If you chose a Roth IRA for reinvestment, your ability to contribute may be further restricted based on your income. From the moment you open a traditional IRA, your contributions to the account are usually tax-deductible, so your savings will grow tax-free until you make withdrawals when you retire. On the provider's website, select the type of IRA you want to open (traditional) or reinvest it, in this case, and provide some personal details. A traditional IRA is a tax-advantaged retirement account that is set up outside your employer.
With an IRA reinvestment, you can maintain the tax-deferred status of your retirement assets without paying current taxes or early withdrawal penalties at the time of transfer. In an accrued IRA, as in a traditional IRA, your savings grow tax-free until you withdraw the money when you retire. Therefore, you can contribute additional money to your accumulated IRA in the year you open it, up to the allowable contribution limit. Each type of IRA has some unique characteristics; here we'll look at the main differences between a cumulative IRA and a traditional IRA.
Therefore, you can combine two IRAs by making a direct transfer from one account to another or by transferring money from one IRA to the other IRA. An accrued IRA is an IRA account created with money that is transferred from a qualified retirement plan.
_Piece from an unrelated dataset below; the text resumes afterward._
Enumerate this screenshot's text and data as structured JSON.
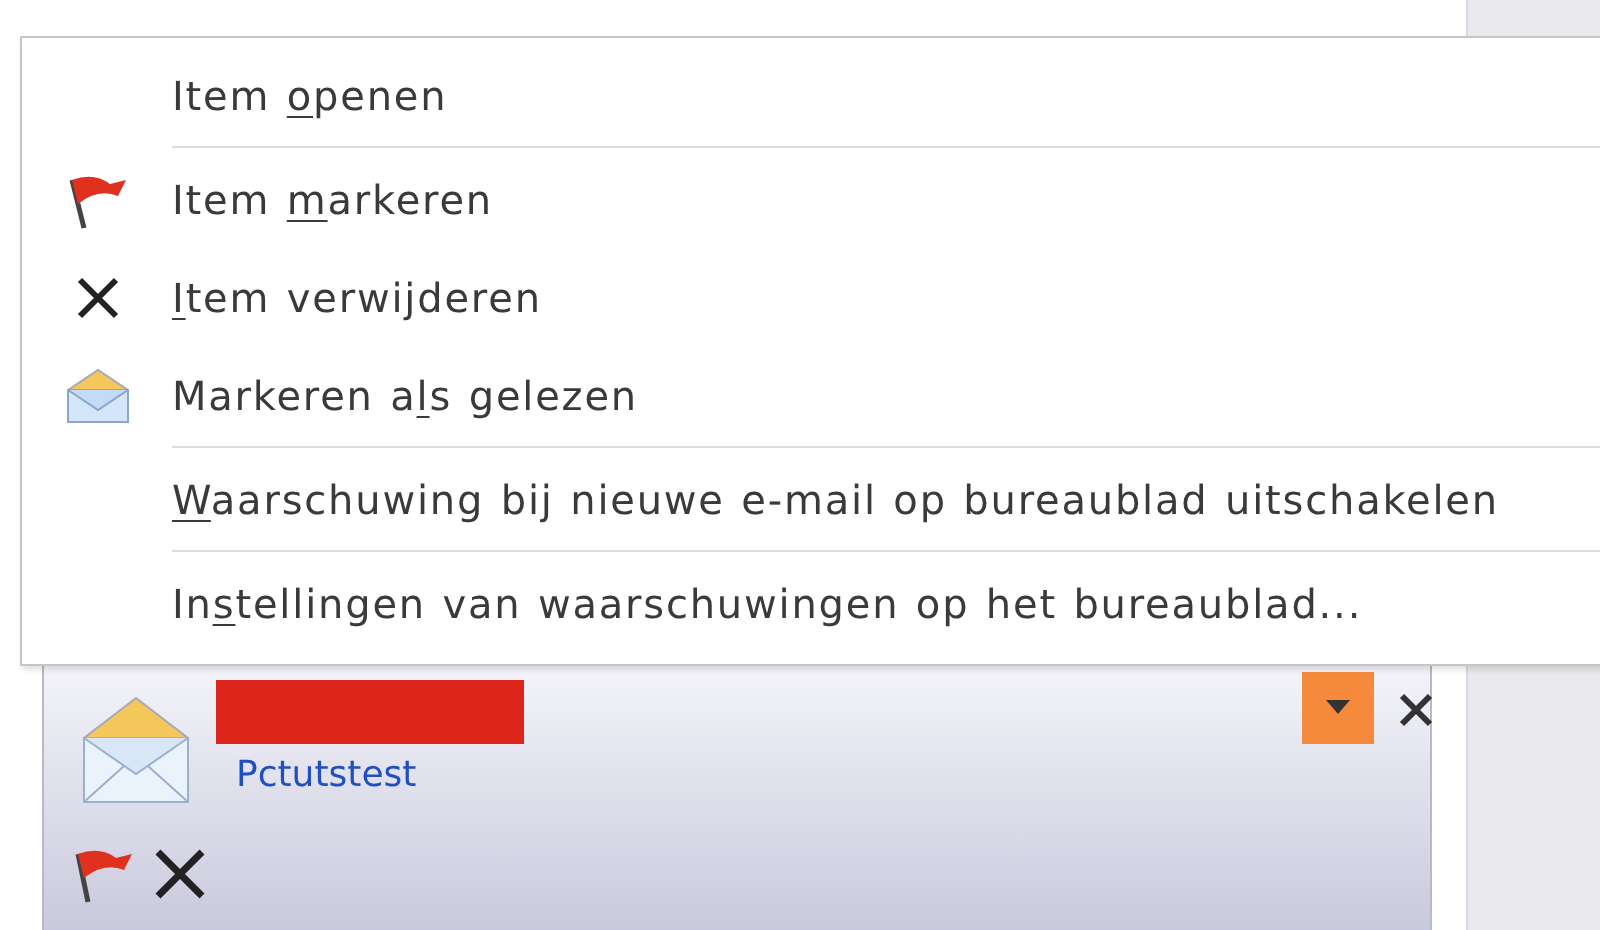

A transfer is made between retirement accounts of the same type, for example, between an IRA at one bank and an IRA at another bank.